What is needed: In your copy, reproduce the entries exactly as they are, minus the images.

===== Raw data

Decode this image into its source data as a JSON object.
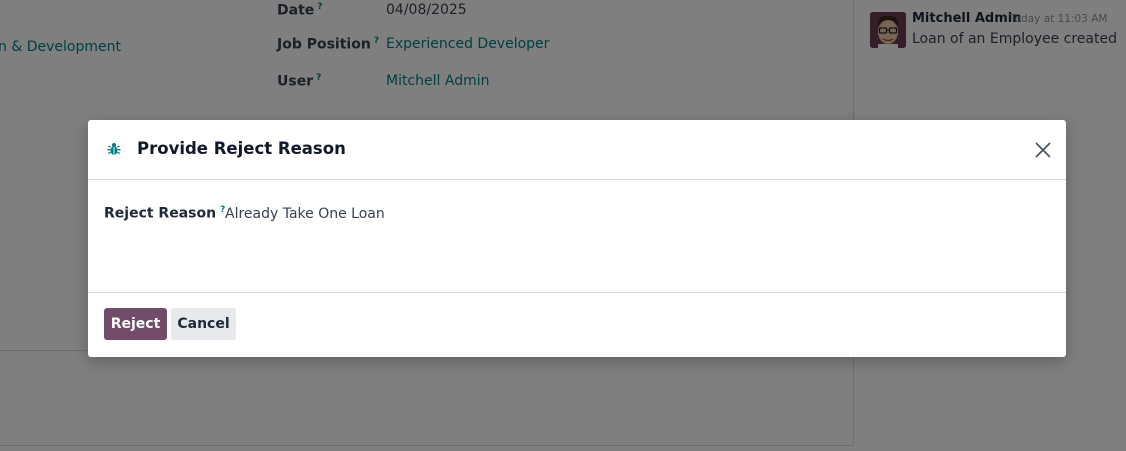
{
  "background": {
    "left_link_partial": "n & Development",
    "fields": [
      {
        "label": "Date",
        "help": "?",
        "value": "04/08/2025"
      },
      {
        "label": "Job Position",
        "help": "?",
        "value": "Experienced Developer"
      },
      {
        "label": "User",
        "help": "?",
        "value": "Mitchell Admin"
      }
    ]
  },
  "chatter": {
    "author": "Mitchell Admin",
    "time": "Today at 11:03 AM",
    "body": "Loan of an Employee created"
  },
  "dialog": {
    "title": "Provide Reject Reason",
    "reason_label": "Reject Reason",
    "reason_help": "?",
    "reason_value": "Already Take One Loan",
    "reject_label": "Reject",
    "cancel_label": "Cancel"
  },
  "colors": {
    "primary": "#714b67",
    "link": "#017e84",
    "overlay": "rgba(0,0,0,0.5)"
  },
  "icons": {
    "title_icon": "bug-icon",
    "close_icon": "close-icon"
  }
}
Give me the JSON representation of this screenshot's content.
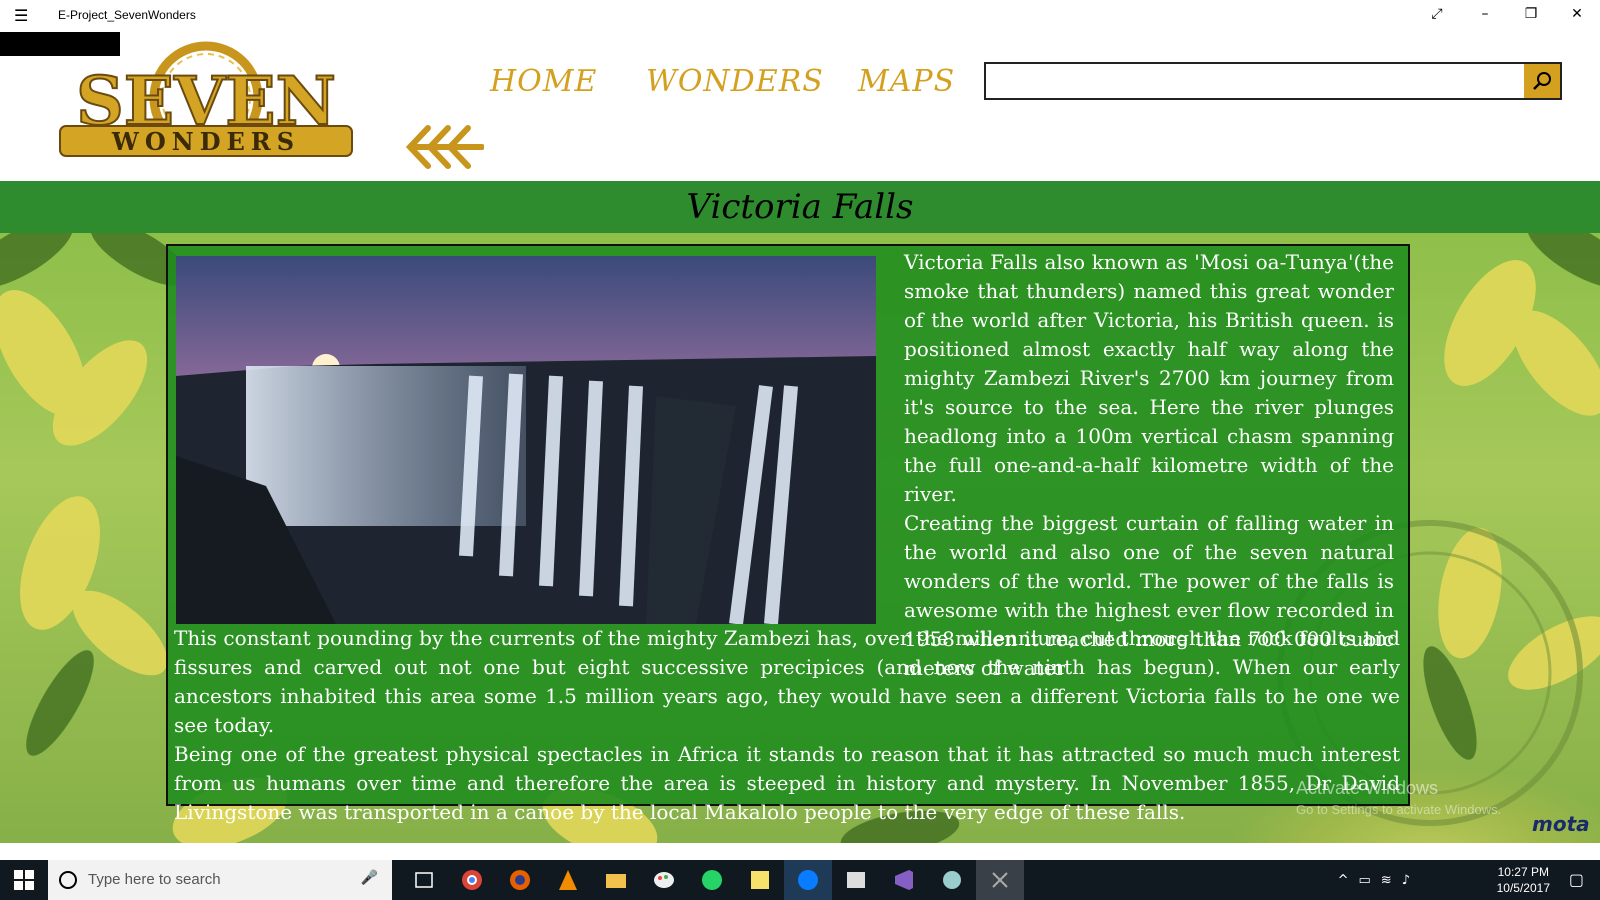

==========

Answer section:
Decode this image into its source data as a JSON object.
{
  "background": {
    "left_link_partial": "n & Development",
    "fields": [
      {
        "label": "Date",
        "help": "?",
        "value": "04/08/2025"
      },
      {
        "label": "Job Position",
        "help": "?",
        "value": "Experienced Developer"
      },
      {
        "label": "User",
        "help": "?",
        "value": "Mitchell Admin"
      }
    ]
  },
  "chatter": {
    "author": "Mitchell Admin",
    "time": "Today at 11:03 AM",
    "body": "Loan of an Employee created"
  },
  "dialog": {
    "title": "Provide Reject Reason",
    "reason_label": "Reject Reason",
    "reason_help": "?",
    "reason_value": "Already Take One Loan",
    "reject_label": "Reject",
    "cancel_label": "Cancel"
  },
  "colors": {
    "primary": "#714b67",
    "link": "#017e84",
    "overlay": "rgba(0,0,0,0.5)"
  },
  "icons": {
    "title_icon": "bug-icon",
    "close_icon": "close-icon"
  }
}
Give me the JSON representation of this screenshot's content.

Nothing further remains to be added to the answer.